Bearings: Bearings are another important part of a 3D printer. When I mention bearings, I mean all the bearings in your 3D printer, including idler pulley bearings, lead screw support bearings, or any other components that have bearings. These need to be lubricated as well.
Types of Lubricants
Like lubricating 3D printer parts is important, figuring out the best lubricant for your 3D printer is equally important. Here are 5 best types of lubricants to use on your 3D printer.
PTFE Based Lubricants: PTFE (Polytetrafluoroethylene) lubricants are used by most 3D printer owners because they have excellent low-friction properties and are resistant to high temperatures. PTFE-based lubricants will give you smooth movement and this can be used on parts like threaded rods and linear rails.
Silicone-based lubricants: Silicone lubricants are easily available, non-toxic, and non-greasy lubricants available in the market at a very low price.
These are non-toxic, non-greasy and easily available lubricants in the market at a very low price.
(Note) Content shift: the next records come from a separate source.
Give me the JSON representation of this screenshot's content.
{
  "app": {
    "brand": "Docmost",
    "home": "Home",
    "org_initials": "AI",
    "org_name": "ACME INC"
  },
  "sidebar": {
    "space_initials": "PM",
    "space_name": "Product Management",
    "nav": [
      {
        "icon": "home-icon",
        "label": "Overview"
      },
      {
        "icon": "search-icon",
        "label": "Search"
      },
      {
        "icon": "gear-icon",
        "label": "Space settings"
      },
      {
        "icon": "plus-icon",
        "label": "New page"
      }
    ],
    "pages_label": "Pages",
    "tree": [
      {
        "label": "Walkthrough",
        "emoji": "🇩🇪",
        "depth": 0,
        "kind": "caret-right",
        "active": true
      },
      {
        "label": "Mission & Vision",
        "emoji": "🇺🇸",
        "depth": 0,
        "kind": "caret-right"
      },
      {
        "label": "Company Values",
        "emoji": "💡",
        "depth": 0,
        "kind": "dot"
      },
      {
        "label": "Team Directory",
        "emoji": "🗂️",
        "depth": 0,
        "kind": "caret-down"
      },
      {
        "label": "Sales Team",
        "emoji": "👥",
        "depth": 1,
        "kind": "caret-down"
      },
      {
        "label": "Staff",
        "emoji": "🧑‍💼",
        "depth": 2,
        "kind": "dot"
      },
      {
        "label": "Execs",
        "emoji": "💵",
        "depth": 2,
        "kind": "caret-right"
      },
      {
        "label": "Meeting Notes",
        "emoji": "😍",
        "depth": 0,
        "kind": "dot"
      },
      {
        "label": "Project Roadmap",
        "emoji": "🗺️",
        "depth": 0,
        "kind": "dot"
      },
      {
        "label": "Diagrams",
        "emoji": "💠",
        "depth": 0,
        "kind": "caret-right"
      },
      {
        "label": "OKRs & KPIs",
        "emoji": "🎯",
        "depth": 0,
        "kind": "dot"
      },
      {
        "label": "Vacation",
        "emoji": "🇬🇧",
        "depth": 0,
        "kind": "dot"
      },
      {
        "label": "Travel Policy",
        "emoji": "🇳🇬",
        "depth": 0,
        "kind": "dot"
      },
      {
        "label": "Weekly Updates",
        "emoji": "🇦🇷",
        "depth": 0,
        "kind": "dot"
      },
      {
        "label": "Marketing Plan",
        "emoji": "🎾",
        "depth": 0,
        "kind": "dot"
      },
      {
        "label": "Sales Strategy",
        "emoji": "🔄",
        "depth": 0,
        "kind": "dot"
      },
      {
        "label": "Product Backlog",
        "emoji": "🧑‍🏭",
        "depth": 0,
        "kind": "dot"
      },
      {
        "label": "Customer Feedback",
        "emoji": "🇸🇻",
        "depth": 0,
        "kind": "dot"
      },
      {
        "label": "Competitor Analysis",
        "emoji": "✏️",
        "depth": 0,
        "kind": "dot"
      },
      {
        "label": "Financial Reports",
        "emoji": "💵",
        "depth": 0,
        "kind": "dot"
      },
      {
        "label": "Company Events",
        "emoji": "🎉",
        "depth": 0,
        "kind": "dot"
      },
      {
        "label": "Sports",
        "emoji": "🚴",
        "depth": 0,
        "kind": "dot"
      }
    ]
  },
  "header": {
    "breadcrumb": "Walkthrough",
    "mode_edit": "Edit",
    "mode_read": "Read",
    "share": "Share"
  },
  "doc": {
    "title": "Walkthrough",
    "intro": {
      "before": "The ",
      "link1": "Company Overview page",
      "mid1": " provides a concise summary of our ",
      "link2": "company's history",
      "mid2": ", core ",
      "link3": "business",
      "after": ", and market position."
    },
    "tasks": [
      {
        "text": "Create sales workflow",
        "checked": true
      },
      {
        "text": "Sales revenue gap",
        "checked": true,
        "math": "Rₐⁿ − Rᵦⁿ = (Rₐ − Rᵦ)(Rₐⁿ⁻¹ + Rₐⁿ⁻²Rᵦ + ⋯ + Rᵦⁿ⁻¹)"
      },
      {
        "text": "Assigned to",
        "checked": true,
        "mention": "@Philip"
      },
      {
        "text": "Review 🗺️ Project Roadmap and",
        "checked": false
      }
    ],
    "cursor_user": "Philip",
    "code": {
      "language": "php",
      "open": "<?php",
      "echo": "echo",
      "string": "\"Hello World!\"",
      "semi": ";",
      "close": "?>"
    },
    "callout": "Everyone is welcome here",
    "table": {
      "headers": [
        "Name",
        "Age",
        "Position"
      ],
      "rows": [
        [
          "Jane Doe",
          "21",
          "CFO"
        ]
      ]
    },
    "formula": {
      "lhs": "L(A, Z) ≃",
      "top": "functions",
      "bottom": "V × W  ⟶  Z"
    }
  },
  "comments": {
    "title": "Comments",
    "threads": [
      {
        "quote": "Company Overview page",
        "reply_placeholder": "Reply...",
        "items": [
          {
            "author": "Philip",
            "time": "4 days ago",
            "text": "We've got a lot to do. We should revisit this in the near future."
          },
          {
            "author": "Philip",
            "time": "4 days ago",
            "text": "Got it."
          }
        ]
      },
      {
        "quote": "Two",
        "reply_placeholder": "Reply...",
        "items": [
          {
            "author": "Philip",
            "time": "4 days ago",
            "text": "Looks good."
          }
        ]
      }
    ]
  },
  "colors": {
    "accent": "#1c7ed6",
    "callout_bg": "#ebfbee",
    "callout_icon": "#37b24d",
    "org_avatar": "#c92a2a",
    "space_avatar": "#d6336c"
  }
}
Silicone lubricants can be a great choice for lubricating plastic and rubber surfaces like V-Slot wheels, but they cannot be used for lubricating metal surfaces like linear rails, bearings, linear rods or Z-axis lead screws.
White Lithium Grease: White lithium grease is one of the best long-lasting lubricants as it’s an all in one lubricant which can be used for metal-to-metal or metal-to-plastic applications. It means you can it on your rubber V slot wheel or on Linear rods and rails.
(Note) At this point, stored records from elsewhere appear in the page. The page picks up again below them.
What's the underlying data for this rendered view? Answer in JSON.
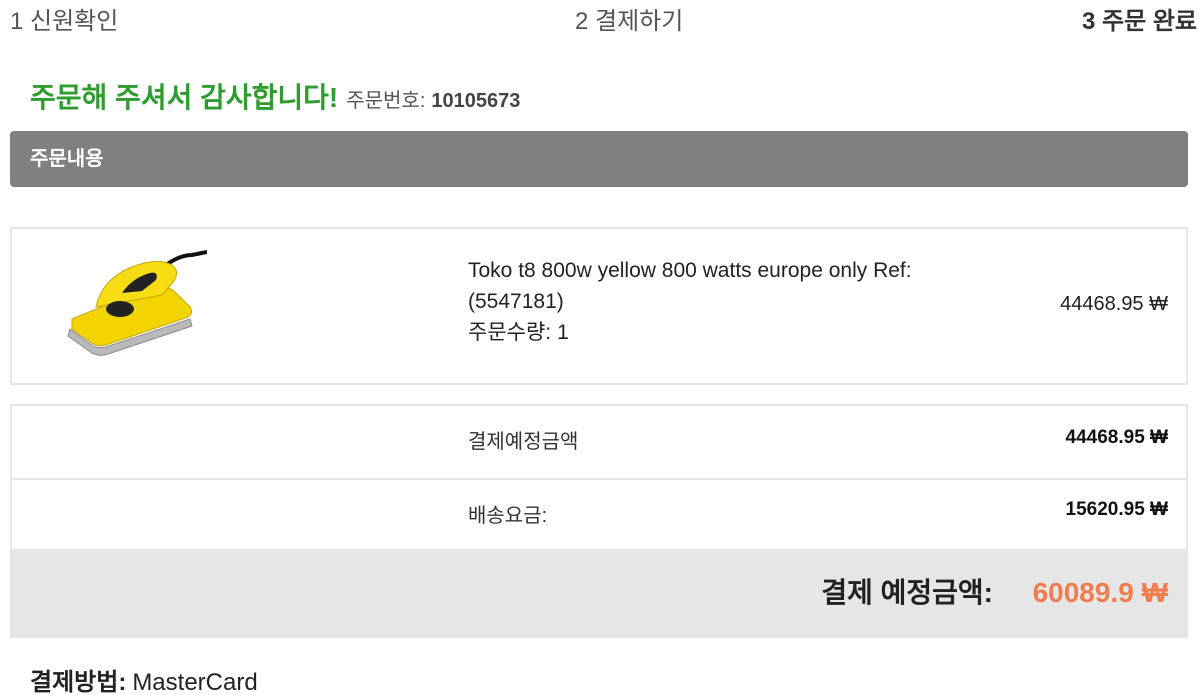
{
  "steps": [
    {
      "label": "1 신원확인"
    },
    {
      "label": "2 결제하기"
    },
    {
      "label": "3 주문 완료"
    }
  ],
  "confirmation": {
    "thanks": "주문해 주셔서 감사합니다!",
    "order_number_label": "주문번호:",
    "order_number": "10105673"
  },
  "order_section": {
    "title": "주문내용"
  },
  "items": [
    {
      "image_icon": "wax-iron-image",
      "name": "Toko t8 800w yellow 800 watts europe only Ref: (5547181)",
      "quantity_label": "주문수량:",
      "quantity": "1",
      "price": "44468.95 ₩"
    }
  ],
  "summary": {
    "subtotal_label": "결제예정금액",
    "subtotal": "44468.95 ₩",
    "shipping_label": "배송요금:",
    "shipping": "15620.95 ₩",
    "total_label": "결제 예정금액:",
    "total": "60089.9 ₩"
  },
  "payment": {
    "method_label": "결제방법:",
    "method": "MasterCard"
  },
  "colors": {
    "thanks_green": "#2e9c2e",
    "total_orange": "#ef7d4f",
    "section_bar": "#808080",
    "box_border": "#e6e6e6"
  }
}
Graphite-Based Lubricants: All the lubricants in this list are either oil or grease-based, but graphite lubricants offer dry lubrication. As graphite in itself is a good lubricant, it also adds strength, increasing the longevity of the part. However, it may not be able to provide long-lasting lubrication compared to grease and oil-based lubricants.
Steps to Lubricate Your 3D Printer
- Clean the Parts: Before applying lubricant, make sure you clean the linear rods, rails, and lead screws well to remove all the dust or old lubricant from these parts.
- Apply the Lubricant: You can use a small brush or applicator that comes with lubricant to evenly apply it on the whole linear rods and rails. For Z-axis lead screws, you can put lubricant on the Z-axis nut and then rotate the lead screw to spread it on the whole rod.
- Move the Parts: After applying the lubricant to all the necessary parts, move the 3D printer’s axes and bed manually to spread the lubricant evenly across the entire rod or rail.
- Wipe Excess Lubricant: After moving the parts and spreading the lubricant evenly, wipe off any excess lubricant to prevent it from collecting dirt, which might cause problems in the future.
Lubricating 3D printer parts is as important as servicing your car, as lubrication will make sure you’ll get high consistent printer quality and it also increases the longevity of your 3D printer. Select the lubrication according to your budget and requirements, and then gently apply it to all parts that are moving against a surface to ensure smooth movement with minimal friction. A small investment in lubrication will give you a lot of positive returns.
What is the best lubricant for 3D printing?
- For 3D printing, PTFE-based lubricants are best due to their low friction and high-temperature resistance properties. They’re ideal for linear rails and rods, ensuring smooth movement.
What is the best lubricant for 3D printer linear rails?
- PTFE-based lubricants work best for 3D printer linear rails. They offer low friction and smooth movement of components like threaded rods and linear rails.
Do I need to lubricate my 3D printer?
- Yes, lubricating your 3D printer is very important as a lubricated 3D printer will give you high print quality, reduce friction on moving parts, and increase your printer’s longevity.
Can you use Vaseline on a 3D printer?
- It’s not recommended to use Vaseline. Specifically designed lubricants like PTFE-based, silicone-based, or white lithium grease are better options for 3D printers, helping them run smoothly and last longer.